→ **Information provided**:
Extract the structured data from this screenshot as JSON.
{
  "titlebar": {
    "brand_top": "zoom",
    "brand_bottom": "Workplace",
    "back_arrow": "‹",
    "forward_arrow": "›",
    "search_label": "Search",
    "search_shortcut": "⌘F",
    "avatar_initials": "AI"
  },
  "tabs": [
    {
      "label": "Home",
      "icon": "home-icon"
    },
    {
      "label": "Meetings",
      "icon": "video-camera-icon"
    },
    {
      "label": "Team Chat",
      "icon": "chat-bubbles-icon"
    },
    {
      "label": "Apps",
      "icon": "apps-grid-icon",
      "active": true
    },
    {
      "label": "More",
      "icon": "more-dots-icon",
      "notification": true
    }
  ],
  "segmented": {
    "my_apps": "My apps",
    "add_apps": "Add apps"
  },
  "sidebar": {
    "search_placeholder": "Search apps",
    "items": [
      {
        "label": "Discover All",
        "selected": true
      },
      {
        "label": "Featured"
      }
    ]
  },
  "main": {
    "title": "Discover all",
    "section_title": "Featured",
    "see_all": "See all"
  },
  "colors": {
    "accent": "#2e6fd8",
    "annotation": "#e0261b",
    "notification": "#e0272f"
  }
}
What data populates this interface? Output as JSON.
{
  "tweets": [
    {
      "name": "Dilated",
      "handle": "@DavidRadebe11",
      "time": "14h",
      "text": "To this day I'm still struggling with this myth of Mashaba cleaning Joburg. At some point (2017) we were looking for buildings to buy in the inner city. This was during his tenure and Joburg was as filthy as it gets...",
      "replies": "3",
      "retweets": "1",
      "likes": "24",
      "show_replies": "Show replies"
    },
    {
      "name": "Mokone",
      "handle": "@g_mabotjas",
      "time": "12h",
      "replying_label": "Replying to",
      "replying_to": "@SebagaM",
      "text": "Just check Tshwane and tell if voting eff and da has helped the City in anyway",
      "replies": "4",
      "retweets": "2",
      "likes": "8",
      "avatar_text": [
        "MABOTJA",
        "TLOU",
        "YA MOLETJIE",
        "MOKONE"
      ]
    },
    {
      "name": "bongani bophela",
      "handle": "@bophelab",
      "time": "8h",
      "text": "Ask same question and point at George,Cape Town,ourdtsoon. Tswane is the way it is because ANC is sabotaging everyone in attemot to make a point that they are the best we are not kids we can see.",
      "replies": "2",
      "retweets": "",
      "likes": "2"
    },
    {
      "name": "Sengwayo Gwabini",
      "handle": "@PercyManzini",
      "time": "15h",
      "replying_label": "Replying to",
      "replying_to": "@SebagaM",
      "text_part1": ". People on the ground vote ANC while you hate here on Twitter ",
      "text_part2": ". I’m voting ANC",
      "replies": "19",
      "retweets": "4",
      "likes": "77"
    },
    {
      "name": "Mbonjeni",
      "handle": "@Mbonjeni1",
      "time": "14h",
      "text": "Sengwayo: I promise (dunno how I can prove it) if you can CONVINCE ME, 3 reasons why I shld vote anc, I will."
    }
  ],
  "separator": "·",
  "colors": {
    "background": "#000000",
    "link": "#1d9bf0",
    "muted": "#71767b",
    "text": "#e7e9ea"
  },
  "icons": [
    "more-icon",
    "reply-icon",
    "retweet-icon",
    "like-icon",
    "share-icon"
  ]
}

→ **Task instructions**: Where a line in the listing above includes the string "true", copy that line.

→ **Exercise output**:
      "active": true
      "notification": true
        "selected": true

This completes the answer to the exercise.